The goals of this study were to identify any associations between fecal immunochemical test (FIT) sample collection errors and specific demographic factors (possible predictors) of participants and clock-drawing test outcomes (as a screening test for cognitive impairment). Patients going in for a colonoscopy were given a choice of 5 different FITs to collect a stool sample. The clock-drawing task was part of a questionnaire that the patients had to complete. Inaccuracies occurred both in the documentation of the date of the stool collection and in the collection itself. About 2  independent raters, employing 2 standard criteria, evaluated each clock drawing. The 1,448 people that submitted a clock artwork had a mean age of 63 and were predominantly female (63%). A majority (83%) of the people in this sample were White, while 6% were Black and 24% were Hispanic.
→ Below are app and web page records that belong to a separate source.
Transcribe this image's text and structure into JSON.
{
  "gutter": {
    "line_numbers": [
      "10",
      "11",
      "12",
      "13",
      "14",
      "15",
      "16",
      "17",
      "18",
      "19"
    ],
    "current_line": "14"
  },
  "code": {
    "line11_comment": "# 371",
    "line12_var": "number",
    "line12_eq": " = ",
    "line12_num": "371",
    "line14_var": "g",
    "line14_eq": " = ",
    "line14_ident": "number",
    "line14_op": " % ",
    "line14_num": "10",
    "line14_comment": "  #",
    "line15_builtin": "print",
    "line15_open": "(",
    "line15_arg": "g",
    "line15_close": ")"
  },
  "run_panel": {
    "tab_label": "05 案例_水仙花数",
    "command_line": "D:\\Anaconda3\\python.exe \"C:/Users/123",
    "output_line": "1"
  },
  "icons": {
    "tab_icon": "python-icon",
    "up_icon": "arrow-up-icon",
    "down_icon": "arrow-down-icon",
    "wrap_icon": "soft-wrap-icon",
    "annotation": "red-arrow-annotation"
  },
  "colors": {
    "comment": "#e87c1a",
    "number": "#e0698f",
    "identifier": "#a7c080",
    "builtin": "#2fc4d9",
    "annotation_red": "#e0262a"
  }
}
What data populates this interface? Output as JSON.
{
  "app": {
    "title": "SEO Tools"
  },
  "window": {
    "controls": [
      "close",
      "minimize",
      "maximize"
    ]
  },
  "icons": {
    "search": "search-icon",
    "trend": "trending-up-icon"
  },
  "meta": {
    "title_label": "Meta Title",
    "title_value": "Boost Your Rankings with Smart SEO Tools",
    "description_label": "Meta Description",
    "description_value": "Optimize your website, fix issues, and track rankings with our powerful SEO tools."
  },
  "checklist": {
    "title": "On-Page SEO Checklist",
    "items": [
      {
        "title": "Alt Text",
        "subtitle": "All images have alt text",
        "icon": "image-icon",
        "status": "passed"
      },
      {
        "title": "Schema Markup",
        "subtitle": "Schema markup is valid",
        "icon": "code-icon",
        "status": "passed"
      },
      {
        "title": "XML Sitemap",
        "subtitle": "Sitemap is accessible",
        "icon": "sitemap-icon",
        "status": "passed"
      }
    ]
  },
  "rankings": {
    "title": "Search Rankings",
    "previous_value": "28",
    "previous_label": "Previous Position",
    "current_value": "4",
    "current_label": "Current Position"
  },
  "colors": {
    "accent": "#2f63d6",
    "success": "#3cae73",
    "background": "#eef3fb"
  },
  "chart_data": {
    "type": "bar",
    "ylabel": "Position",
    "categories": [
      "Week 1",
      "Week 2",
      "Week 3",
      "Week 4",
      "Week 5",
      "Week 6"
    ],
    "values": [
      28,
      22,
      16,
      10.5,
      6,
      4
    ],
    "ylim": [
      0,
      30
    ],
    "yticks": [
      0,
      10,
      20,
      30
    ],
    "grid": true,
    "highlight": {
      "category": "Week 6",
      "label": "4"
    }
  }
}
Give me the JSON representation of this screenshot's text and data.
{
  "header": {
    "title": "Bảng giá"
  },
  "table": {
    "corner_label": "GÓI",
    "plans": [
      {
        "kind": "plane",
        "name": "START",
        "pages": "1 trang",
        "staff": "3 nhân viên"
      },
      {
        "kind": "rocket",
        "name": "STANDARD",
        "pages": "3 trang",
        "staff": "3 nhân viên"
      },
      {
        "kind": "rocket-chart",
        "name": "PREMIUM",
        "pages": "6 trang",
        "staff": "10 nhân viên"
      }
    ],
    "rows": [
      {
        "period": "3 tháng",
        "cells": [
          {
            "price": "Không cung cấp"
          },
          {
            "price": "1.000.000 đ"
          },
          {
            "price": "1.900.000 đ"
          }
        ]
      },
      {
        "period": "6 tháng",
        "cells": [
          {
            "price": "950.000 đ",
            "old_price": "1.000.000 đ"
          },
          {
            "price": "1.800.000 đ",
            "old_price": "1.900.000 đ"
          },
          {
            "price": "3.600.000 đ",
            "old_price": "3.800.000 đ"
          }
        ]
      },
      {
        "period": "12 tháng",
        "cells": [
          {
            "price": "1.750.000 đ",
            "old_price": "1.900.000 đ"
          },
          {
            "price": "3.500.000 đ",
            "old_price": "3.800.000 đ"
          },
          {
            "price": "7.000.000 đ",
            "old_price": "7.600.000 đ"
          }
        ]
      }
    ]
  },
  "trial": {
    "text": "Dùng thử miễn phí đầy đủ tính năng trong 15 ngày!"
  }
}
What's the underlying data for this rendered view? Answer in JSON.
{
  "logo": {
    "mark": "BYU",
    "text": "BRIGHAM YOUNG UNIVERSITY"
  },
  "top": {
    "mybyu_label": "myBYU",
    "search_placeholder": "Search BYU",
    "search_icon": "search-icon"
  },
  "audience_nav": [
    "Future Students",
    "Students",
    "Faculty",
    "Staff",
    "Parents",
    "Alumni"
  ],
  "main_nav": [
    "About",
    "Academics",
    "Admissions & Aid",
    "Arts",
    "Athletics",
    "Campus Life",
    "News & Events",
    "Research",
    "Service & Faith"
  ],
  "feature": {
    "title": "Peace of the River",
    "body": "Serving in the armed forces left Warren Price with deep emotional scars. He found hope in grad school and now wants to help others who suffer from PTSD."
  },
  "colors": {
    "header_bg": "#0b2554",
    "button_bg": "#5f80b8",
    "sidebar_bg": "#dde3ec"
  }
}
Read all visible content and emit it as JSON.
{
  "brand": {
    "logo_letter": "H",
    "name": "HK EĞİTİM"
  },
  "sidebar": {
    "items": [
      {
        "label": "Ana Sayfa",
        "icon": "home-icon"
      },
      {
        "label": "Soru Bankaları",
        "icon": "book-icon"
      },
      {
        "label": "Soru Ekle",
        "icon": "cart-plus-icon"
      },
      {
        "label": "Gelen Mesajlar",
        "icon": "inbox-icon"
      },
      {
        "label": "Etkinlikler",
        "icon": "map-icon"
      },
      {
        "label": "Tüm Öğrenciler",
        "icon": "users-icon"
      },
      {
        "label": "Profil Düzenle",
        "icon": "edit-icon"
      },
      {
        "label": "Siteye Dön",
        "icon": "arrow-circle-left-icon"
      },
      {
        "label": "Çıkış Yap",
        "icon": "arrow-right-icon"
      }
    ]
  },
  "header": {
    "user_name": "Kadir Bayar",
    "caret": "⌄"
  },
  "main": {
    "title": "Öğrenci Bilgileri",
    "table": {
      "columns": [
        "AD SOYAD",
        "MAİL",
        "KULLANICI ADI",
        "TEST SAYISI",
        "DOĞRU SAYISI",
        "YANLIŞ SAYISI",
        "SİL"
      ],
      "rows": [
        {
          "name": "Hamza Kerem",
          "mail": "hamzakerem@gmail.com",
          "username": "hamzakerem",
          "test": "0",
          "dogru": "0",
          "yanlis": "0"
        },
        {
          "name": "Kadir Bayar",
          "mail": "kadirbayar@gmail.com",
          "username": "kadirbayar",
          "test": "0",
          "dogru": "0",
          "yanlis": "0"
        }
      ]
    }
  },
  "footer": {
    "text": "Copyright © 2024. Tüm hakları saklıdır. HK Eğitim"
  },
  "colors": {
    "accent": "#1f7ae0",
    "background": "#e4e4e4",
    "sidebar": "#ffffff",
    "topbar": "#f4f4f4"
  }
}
The Mendes-Santos test revealed that 292 patients had cognitive impairment. When comparing the results of the two clock drawings, the kappa value was 0.79 (P<.001). Being female (adjusted odds ratio [AOR] 1.64; 95% CI, 1.09-2.48), having fewer than 8 years of schooling (adjusted odds ratio [AOR] 3.40; 95% CI, 1.87-6.18), and having an abnormal Mendes-Santos method clock score (adjusted odds ratio [AOR] 1.65; 95% CI, 1.08-2.54) were all associated with significantly more errors in FIT collection Errors in FIT collection were made not only by those with abnormal clock drawing but also by those with normal clock drawing among the individuals who did not have dementia. Errors in the FIT collection were more likely to occur if the subject was female, had less than an eighth-grade education, or had an irregular clock drawing as rated by the Mendes-Santos method.

 

Source: annfammed.org/content/20/5/452